Data supplied:
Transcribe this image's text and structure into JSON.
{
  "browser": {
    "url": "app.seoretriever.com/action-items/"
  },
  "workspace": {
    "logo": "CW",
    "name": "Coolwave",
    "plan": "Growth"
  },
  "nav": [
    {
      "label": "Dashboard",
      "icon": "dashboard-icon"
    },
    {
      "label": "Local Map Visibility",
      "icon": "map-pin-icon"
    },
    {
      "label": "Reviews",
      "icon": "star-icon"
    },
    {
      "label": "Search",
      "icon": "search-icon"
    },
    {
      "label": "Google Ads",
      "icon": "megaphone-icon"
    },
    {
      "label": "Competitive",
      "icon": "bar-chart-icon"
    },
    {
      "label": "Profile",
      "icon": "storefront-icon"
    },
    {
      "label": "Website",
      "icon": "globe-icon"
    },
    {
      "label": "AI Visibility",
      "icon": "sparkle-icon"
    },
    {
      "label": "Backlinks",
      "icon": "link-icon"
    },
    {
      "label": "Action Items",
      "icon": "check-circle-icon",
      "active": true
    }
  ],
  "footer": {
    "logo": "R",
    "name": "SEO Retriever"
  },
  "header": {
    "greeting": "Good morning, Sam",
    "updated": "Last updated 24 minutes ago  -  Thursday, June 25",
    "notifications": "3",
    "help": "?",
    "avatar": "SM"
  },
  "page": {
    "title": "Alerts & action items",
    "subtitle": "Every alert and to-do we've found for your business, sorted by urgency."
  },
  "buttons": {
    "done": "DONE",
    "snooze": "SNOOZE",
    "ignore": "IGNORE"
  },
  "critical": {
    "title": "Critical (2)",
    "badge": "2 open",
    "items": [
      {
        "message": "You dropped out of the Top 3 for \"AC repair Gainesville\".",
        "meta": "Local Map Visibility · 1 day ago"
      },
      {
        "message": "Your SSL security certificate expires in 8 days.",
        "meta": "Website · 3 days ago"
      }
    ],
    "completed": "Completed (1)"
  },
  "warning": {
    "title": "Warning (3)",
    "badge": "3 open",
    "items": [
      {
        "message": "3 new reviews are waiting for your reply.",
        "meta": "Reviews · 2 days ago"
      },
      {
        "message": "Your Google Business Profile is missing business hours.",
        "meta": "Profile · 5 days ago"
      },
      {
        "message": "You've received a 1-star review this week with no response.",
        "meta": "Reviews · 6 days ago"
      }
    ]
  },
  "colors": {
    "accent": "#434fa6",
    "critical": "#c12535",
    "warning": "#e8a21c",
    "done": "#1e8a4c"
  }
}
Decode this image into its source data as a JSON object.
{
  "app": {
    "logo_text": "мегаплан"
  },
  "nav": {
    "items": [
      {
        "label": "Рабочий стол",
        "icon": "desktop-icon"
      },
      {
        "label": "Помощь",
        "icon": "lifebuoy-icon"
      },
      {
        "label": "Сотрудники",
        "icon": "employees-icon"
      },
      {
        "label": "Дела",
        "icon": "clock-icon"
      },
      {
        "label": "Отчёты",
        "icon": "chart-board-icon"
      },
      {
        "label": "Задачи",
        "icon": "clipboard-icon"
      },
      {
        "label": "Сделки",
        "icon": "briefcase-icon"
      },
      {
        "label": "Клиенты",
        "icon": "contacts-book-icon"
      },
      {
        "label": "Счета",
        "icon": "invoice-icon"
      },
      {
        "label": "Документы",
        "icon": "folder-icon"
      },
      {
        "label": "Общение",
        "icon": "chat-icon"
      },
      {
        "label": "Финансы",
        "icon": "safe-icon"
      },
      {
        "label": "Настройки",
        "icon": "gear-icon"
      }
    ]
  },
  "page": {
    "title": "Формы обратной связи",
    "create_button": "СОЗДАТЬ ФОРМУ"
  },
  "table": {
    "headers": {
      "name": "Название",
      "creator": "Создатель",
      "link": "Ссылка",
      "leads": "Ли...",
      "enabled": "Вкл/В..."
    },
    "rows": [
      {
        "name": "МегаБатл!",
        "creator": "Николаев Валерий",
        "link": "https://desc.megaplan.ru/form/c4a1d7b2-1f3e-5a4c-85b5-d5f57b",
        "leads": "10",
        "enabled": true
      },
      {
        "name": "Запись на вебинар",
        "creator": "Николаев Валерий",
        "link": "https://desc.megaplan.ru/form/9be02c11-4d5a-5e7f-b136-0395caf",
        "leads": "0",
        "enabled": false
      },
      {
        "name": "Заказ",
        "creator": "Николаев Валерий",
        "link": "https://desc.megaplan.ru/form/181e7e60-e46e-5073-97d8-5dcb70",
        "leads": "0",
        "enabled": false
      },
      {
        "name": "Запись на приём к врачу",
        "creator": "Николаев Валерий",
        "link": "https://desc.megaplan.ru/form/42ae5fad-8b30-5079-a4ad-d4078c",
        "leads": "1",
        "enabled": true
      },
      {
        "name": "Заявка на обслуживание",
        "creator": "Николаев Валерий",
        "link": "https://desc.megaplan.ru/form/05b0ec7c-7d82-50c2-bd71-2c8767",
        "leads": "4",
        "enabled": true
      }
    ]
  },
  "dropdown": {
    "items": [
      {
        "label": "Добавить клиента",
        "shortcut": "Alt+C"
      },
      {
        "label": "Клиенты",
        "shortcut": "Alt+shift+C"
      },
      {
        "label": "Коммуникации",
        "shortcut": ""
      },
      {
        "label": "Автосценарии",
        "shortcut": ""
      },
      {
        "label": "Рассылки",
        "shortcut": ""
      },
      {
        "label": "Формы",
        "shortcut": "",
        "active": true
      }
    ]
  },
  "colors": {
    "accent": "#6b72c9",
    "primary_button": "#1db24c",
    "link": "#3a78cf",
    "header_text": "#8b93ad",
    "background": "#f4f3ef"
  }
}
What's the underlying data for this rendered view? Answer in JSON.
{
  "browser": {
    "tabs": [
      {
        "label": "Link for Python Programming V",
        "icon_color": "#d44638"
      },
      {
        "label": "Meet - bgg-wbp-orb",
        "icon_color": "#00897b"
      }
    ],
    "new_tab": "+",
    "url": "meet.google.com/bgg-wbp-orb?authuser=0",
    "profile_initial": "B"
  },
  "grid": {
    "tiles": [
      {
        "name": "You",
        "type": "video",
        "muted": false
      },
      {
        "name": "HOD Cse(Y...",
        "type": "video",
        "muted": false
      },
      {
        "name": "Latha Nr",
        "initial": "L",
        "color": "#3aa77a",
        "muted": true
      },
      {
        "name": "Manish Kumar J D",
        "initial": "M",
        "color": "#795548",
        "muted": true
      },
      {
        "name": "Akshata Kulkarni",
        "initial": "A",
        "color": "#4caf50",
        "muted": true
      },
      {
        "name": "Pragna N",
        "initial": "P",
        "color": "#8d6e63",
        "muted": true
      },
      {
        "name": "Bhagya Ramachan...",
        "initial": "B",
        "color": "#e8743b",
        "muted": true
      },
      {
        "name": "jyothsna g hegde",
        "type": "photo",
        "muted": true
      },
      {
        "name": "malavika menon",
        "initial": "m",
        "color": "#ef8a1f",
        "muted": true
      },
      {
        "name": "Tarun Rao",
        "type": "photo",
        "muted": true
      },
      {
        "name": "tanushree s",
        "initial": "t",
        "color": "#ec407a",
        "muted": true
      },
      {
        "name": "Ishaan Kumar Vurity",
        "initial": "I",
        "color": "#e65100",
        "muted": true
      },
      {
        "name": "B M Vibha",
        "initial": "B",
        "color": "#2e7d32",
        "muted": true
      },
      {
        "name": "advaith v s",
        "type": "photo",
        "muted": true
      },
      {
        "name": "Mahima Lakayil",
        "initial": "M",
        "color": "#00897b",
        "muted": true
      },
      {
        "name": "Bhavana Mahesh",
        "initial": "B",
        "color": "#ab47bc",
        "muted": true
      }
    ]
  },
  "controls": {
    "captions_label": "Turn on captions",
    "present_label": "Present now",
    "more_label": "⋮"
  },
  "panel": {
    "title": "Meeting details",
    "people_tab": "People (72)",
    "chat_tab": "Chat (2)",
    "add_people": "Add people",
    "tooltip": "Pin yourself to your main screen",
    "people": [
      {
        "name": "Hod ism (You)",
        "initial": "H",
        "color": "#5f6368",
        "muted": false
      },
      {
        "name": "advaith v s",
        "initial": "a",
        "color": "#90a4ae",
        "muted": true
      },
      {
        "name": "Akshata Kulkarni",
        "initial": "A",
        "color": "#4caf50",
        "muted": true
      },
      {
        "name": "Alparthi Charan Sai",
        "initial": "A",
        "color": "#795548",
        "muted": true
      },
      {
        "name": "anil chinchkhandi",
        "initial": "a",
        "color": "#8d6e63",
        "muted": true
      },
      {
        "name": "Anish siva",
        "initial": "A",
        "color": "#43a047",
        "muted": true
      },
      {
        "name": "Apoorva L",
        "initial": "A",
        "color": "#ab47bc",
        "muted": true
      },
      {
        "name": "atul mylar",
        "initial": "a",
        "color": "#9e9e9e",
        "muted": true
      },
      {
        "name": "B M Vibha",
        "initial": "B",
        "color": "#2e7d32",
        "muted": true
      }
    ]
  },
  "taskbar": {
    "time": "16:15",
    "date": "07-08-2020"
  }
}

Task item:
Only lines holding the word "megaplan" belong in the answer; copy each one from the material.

Output of the task:
        "link": "https://desc.megaplan.ru/form/c4a1d7b2-1f3e-5a4c-85b5-d5f57b",
        "link": "https://desc.megaplan.ru/form/9be02c11-4d5a-5e7f-b136-0395caf",
        "link": "https://desc.megaplan.ru/form/181e7e60-e46e-5073-97d8-5dcb70",
        "link": "https://desc.megaplan.ru/form/42ae5fad-8b30-5079-a4ad-d4078c",
        "link": "https://desc.megaplan.ru/form/05b0ec7c-7d82-50c2-bd71-2c8767",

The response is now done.